The Ladakh Range is a mountain range in central Ladakh in India with its northern tip extending into Baltistan. It lies between the Indus and Shyok river valleys, stretching to 230 miles (370 km). Leh, the capital city of Ladakh, is on the foot of Ladakh Range in the Indus river valley.
|Borders on||Kailash Range|
The Ladakh Range is regarded as a southern extension of the Karakoram Range, which runs for 230 miles (370 km) from the confluence of the Indus and Shyok rivers in Baltistan to the Tibetan border of Ladakh in the southeast. The southern extension of the Ladakh Range is called the Kailash Range, especially in Tibet.
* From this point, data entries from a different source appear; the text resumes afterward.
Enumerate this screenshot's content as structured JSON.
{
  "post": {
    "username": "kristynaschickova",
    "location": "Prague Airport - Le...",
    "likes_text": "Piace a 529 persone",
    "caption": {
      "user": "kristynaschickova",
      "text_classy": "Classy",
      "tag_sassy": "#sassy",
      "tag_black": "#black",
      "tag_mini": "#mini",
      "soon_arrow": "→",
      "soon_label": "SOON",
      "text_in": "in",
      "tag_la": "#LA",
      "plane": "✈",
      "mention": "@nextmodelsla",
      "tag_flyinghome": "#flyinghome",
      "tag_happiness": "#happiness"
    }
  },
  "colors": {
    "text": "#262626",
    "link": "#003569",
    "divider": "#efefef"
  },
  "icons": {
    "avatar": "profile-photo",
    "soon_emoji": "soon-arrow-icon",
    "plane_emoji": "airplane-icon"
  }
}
The Ladakh Range has an average height of about 6,000 metres and has no major peaks. Some of its peaks are less than 4,800 metres.
The city of Leh, a little way from the Indus River along the Khardung La valley, is a historic trading town with trade routes to Yarkand and Tibet on the one hand, and Srinagar and rest of the Indian subcontinent on the other. The summer route from Leh to Yarkand passed through Khardung La to pass into the Nubra valley and thence to Yarkand via the Karakoram Pass and Suget Pass (in the Trans-Karakoram Tract). The winter route passed through Digar La to reach the Shyok river valley and, again, reach the Karakoram Pass. The trade route to Tibet went via Gartok in the Indus river valley at the foot of the Kailash Range. By the Treaty of Tingmosgang signed in 1684, Ladakh had the exclusive right to trade in the pashmina wool from Tibet, which led to its prosperity.
Leh was for centuries trade centre for fine pashmina wool (once worth its weight in gold); yak and pony caravans brought in pashmina from Tibet, turquoise, coral and silver from Yarkand and Kashgar, spices, fabrics from India and silk from Kashmir.
The nomadic Changpa rely mostly on sheep and yak herding for subsistence in the Ladakh Range. Tibet's Chang Tang plain, most remote section of Himalayas, is extreme high country; here the valleys are about 14,000 feet above sea level.
Ladakh is a beautiful desert region. Culturally/geographically close to Tibet, it has few resources with an extreme climate. The Buddhist Ladakhis with their traditions and intimate knowledge of local environment have survived and actually prospered, in spite of centuries of invasions from the Mongols (from central Asia), the Baltis (from west), the Dogras (from south) and even Tibetans (from east). The mixed ethnic origins are reflected in their faces.
The extension of the Ladakh Range into China is known as Kailash Range.
- Negi, Discovering the Himalaya, Volume 1 1998, p. 14.
- Ladakh Range, Encyclopedia Britannica, retrieved 22 April 2018.
- Mehra, An "agreed" frontier 1992, end papers.
- Mehra, An "agreed" frontier 1992, p. 15.
- Kaul, Rediscovery of Ladakh 1998, p. 17.
- Warikoo, India's gateway to Central Asia 2009, p. 1.
- Warikoo, India's gateway to Central Asia 2009, p. 4.
- Karim, Afsir (2009), "Strategic dimensions of the trans-Himalayan frontiers", in K. Warikoo (ed.), Himalayan Frontiers of India: Historical, Geo-Political and Strategic Perspectives, Routledge, pp. 56–66, ISBN 978-1-134-03294-5
- Kaul, H. N. (1998), Rediscovery of Ladakh, Indus Publishing, ISBN 978-81-7387-086-6
- Mehra, Parshotam (1992), An "agreed" frontier: Ladakh and India's northernmost borders, 1846-1947, Oxford University Press, ISBN 978-0-19-562758-9
- Negi, S. S. (1998), Discovering the Himalaya, Volume 1, Indus Publishing, ISBN 978-81-7387-079-8
- Warikoo, K. (2009), "India's gateway to Central Asia: trans-Himalayan trade and cultural movements through Kashmir and Ladakh, 1846–1947", in K. Warikoo (ed.), Himalayan Frontiers of India: Historical, Geo-Political and Strategic Perspectives, Routledge, pp. 1–13, ISBN 978-1-134-03294-5
- Romesh Bhattacharji, Maps of Ladakh: Changing yet Unchanged, via Bame Duniya blogspot, 19 March 2013